Keys to Organic Writing
Let narrative forces rather than formulas drive your story forward. Imagine a giant ball of clay being held by a group of people. As one person presses against the clay it changes shape.
The clay is your story; the people surrounding it represent the narrative forces pressing in on it. For example:
- Believability: The characters in your story need to act in contextually believable ways. All the time.
- Causality: Everything that happens in a story will be caused by the thing that precedes it.
- Inevitability & Surprise: The end of every scene must not just be logical, but, in retrospect, the only possible conclusion to that scene. Scenes will end in a way that’s unexpected and yet satisfying to readers.
- Escalation: The tension must continue to escalate, scene by scene, until it reaches a climax after which nothing is ever the same again.
- Scenes & Setbacks: If nothing is altered, you do not have a scene. If your characters solve something without a setback, you do not have a story – you have a setup for a story, an event, but that’s all.
- Continuity: Think of pace as the speed at which things are happening, think of narrative energy as the momentum that’s carrying them along.
- Story & Genre Conventions: Readers enter a story with expectations based on their understanding of story and of the genre they’re reading.

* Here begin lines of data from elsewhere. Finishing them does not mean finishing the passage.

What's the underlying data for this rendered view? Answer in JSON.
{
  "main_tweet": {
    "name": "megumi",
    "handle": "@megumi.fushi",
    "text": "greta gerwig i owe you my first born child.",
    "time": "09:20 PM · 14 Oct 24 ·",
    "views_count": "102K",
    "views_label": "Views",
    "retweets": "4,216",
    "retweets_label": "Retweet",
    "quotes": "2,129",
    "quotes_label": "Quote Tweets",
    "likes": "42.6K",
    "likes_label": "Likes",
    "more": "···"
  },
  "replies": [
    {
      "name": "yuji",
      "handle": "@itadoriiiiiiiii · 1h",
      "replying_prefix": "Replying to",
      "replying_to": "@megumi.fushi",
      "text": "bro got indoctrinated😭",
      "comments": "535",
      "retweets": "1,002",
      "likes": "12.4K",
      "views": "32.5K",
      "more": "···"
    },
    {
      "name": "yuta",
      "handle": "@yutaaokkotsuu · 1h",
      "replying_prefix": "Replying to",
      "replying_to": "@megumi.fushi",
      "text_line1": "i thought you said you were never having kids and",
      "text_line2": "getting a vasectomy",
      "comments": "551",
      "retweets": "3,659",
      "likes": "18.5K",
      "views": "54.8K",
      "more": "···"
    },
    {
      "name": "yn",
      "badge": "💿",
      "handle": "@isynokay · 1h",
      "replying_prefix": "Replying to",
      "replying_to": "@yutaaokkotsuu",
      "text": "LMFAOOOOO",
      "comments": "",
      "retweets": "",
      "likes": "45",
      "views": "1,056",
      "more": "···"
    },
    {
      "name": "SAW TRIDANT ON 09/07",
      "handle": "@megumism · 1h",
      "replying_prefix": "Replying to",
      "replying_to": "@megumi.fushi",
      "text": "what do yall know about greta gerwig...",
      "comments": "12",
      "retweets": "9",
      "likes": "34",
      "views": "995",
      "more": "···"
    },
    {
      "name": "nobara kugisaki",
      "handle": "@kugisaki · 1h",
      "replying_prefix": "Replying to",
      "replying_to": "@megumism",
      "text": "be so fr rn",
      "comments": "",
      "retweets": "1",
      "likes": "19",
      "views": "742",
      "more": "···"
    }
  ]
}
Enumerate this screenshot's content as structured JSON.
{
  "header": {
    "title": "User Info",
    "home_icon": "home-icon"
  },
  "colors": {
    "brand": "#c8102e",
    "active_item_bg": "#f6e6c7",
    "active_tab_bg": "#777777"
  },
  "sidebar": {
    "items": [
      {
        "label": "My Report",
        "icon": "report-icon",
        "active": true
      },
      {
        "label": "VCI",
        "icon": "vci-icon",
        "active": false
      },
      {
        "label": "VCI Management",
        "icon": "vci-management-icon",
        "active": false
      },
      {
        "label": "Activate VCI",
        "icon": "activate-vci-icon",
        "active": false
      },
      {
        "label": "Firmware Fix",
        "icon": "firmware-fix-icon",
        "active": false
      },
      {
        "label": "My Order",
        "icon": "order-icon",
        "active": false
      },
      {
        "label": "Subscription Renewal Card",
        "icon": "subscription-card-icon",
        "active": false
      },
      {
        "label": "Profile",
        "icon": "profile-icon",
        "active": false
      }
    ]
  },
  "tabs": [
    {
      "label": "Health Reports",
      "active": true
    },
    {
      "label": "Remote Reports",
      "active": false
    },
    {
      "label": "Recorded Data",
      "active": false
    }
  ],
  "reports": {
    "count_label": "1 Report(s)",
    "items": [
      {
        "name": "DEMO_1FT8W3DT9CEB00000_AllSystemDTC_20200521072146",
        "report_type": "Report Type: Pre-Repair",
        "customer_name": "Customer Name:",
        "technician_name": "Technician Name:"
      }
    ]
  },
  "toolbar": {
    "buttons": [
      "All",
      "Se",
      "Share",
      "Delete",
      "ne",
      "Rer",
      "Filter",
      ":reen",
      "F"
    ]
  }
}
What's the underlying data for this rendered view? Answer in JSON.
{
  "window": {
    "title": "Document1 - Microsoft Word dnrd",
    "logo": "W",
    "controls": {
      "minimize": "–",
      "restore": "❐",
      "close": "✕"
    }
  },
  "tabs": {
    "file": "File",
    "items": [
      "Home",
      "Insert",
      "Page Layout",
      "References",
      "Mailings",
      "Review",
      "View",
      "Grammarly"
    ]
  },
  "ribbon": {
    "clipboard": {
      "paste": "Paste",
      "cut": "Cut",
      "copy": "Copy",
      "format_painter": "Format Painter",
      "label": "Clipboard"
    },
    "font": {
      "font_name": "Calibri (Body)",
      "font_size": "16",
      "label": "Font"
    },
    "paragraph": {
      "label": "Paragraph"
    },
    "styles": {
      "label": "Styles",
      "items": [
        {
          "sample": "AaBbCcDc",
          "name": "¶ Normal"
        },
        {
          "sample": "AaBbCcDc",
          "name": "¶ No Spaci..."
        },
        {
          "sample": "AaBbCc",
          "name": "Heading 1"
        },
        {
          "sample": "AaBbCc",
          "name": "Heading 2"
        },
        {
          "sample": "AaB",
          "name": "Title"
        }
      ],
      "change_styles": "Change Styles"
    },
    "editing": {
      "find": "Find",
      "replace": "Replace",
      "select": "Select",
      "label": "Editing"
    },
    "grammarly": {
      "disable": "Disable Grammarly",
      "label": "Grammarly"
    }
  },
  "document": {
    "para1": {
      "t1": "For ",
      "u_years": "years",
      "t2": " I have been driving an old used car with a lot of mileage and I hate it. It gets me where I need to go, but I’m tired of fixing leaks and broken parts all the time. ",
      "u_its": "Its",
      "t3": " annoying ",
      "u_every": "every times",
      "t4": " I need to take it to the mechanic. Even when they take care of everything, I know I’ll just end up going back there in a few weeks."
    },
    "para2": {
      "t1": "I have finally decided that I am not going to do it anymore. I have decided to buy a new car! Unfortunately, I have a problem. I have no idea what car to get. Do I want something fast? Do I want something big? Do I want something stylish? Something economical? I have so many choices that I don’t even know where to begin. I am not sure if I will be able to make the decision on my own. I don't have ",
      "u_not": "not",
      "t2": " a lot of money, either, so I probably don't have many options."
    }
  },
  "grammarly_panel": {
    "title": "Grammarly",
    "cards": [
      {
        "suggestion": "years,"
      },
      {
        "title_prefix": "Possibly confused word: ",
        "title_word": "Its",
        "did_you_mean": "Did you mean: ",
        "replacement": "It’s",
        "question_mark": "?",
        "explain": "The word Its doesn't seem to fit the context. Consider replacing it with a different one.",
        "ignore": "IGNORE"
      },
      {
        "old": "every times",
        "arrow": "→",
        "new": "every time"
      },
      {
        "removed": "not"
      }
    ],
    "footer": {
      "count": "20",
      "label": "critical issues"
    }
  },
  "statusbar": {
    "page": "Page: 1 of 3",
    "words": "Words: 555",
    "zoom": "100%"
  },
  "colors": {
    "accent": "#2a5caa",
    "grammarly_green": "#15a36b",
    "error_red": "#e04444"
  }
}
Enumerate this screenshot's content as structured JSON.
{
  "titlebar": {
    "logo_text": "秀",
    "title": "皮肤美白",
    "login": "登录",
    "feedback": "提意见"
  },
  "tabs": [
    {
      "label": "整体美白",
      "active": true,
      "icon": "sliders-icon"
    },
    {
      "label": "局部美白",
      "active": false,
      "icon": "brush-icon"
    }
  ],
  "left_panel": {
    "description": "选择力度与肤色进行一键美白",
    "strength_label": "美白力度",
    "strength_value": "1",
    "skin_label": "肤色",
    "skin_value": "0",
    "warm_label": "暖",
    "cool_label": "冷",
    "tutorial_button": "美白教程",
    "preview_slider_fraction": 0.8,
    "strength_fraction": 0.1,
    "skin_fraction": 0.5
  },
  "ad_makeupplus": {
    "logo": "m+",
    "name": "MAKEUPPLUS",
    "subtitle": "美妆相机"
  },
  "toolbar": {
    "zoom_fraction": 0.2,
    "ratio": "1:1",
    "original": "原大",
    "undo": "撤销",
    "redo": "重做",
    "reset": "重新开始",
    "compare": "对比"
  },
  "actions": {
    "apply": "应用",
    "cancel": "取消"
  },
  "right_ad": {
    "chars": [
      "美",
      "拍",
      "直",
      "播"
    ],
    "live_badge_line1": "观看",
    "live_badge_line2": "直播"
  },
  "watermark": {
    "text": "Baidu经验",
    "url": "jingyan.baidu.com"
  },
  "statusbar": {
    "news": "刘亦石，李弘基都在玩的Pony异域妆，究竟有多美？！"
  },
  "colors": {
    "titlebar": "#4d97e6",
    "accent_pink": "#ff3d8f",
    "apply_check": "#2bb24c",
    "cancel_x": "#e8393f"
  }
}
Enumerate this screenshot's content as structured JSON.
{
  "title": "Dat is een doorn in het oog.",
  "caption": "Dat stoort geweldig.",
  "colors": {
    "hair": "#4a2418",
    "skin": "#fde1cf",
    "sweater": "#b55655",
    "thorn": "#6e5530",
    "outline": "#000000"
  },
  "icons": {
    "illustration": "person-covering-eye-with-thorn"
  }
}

You need to know the principles of storytelling and be familiar enough with genre conventions to meet or exceed your readers’ expectations without resorting to using cliches.
When you know the right questions to ask, your story will unfold in unique, unpredictable and fulfilling ways.
- Does this scene ratchet up the tension of the one before it?
- How can I make things worse?
- What would this character naturally do in this situation?
- Is he properly motivated to take this action?
- Is this event caused by what precedes it?
- How can what I want to happen bow to what needs to happen based on the context?
Inevitability & Surprise:
- Does this scene end in a way that’s both unexpected and yet inevitable?
- How can I assure that readers don’t see the twist coming?
Scenes & Setbacks:
- Have I inadvertently included scenes just for character development?
- Is there an interlude or moment of reorientation between each scene?
- Do my revelations happen at the right moments within the story?
- Have I used foreshadowing to eliminate coincidences, especially at the climax?
Story & Genre Expectations:
- What requisite scenes are inherent to this genre and to this story?
- How can I render them in a way that’s not cliched?